**** Extracted entries ****

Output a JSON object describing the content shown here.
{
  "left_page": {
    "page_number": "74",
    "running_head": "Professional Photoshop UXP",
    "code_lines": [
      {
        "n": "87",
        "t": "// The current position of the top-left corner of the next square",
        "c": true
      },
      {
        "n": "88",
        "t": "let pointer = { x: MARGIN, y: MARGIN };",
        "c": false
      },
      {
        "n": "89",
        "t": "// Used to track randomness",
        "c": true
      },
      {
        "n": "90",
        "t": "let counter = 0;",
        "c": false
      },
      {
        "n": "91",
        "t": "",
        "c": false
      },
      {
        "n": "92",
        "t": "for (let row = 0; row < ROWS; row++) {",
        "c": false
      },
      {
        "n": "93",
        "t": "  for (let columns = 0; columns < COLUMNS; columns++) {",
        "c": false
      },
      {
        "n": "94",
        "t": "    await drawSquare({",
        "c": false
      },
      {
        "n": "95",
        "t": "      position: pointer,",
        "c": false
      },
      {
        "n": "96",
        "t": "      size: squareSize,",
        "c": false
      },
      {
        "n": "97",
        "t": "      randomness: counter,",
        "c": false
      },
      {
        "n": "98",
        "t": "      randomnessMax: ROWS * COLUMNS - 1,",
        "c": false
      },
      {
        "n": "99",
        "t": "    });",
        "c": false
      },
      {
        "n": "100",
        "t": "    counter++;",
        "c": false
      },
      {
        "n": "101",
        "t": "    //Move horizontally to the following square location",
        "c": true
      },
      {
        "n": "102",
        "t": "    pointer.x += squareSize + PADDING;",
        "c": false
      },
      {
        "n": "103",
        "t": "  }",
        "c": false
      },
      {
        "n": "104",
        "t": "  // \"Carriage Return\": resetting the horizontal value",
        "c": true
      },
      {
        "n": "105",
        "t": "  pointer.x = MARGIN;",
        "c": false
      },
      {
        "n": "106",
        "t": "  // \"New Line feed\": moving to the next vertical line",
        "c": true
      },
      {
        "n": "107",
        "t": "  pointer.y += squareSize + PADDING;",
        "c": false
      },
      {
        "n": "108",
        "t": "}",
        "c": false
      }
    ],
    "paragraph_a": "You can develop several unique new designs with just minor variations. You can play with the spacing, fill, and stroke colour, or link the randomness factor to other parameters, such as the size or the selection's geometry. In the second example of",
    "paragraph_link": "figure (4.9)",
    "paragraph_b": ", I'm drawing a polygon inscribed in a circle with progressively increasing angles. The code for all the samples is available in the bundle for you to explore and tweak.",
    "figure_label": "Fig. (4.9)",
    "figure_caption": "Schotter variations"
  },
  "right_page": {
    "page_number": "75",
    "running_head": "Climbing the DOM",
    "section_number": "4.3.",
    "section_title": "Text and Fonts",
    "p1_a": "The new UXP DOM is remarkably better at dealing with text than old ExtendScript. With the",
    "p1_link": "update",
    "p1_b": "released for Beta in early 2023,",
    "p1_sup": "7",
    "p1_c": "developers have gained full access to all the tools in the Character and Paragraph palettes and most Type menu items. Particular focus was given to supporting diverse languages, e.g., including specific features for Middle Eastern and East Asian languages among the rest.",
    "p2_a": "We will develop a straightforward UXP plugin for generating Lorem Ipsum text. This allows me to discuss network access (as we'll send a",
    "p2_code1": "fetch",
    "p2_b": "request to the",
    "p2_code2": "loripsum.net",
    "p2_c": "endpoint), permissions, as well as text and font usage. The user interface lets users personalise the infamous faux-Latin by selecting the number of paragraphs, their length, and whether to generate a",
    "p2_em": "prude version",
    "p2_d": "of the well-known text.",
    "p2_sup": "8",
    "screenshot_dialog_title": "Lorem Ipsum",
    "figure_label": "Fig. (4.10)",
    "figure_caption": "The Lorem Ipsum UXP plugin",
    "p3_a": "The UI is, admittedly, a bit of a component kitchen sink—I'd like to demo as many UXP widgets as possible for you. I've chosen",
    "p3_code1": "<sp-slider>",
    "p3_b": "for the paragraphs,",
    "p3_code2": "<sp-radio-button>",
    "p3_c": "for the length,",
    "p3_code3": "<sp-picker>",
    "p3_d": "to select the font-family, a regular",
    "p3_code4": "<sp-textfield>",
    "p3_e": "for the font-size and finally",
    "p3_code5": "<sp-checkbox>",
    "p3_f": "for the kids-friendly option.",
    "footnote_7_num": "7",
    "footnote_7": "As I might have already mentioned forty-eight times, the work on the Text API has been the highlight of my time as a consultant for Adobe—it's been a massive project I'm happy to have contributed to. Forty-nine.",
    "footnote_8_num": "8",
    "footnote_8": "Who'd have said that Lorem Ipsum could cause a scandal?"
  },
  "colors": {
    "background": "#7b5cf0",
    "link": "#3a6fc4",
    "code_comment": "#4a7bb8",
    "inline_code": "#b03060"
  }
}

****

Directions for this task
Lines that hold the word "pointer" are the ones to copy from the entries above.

Answer space
        "t": "let pointer = { x: MARGIN, y: MARGIN };",
        "t": "      position: pointer,",
        "t": "    pointer.x += squareSize + PADDING;",
        "t": "  pointer.x = MARGIN;",
        "t": "  pointer.y += squareSize + PADDING;",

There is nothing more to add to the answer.